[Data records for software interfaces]

--- START ---

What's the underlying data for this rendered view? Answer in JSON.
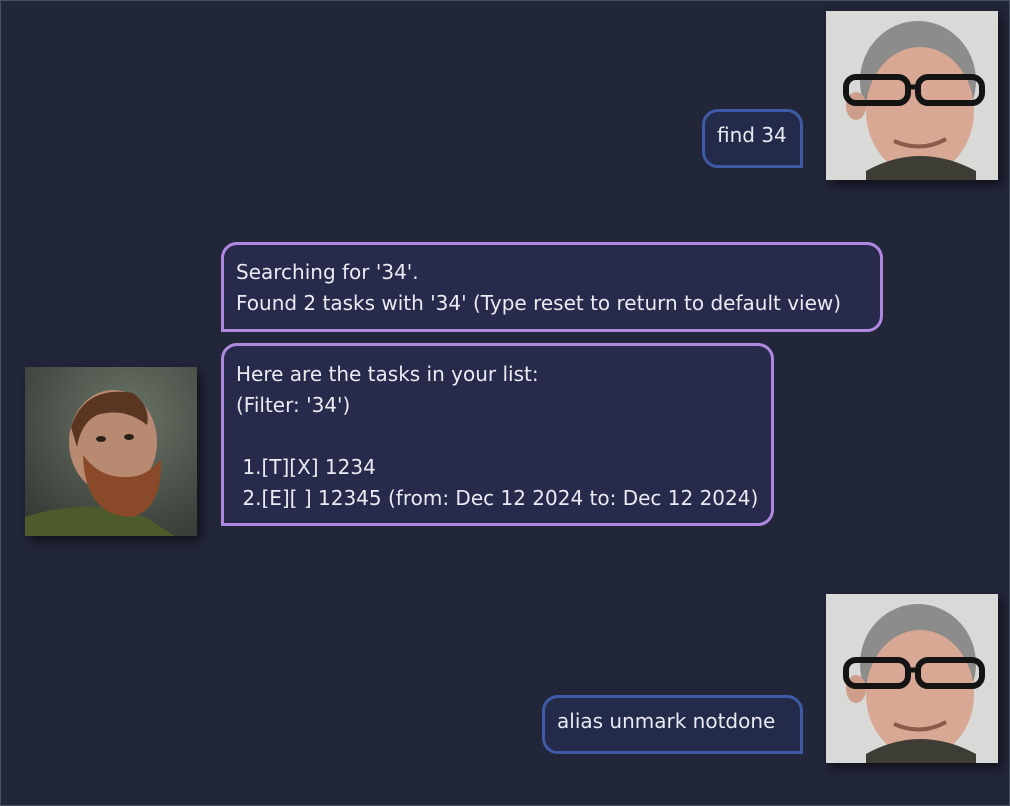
{
  "conversation": {
    "user_message_1": "find 34",
    "bot_message_1": "Searching for '34'.\nFound 2 tasks with '34' (Type reset to return to default view)",
    "bot_message_2": "Here are the tasks in your list:\n(Filter: '34')\n\n 1.[T][X] 1234\n 2.[E][ ] 12345 (from: Dec 12 2024 to: Dec 12 2024)",
    "user_message_2": "alias unmark notdone"
  },
  "colors": {
    "background": "#222639",
    "user_bubble_border": "#3f5aa6",
    "bot_bubble_border": "#b088e0",
    "text": "#e9eaf2"
  }
}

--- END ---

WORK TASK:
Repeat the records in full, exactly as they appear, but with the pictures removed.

RESPONSE:
What's the underlying data for this rendered view? Answer in JSON.
{
  "conversation": {
    "user_message_1": "find 34",
    "bot_message_1": "Searching for '34'.\nFound 2 tasks with '34' (Type reset to return to default view)",
    "bot_message_2": "Here are the tasks in your list:\n(Filter: '34')\n\n 1.[T][X] 1234\n 2.[E][ ] 12345 (from: Dec 12 2024 to: Dec 12 2024)",
    "user_message_2": "alias unmark notdone"
  },
  "colors": {
    "background": "#222639",
    "user_bubble_border": "#3f5aa6",
    "bot_bubble_border": "#b088e0",
    "text": "#e9eaf2"
  }
}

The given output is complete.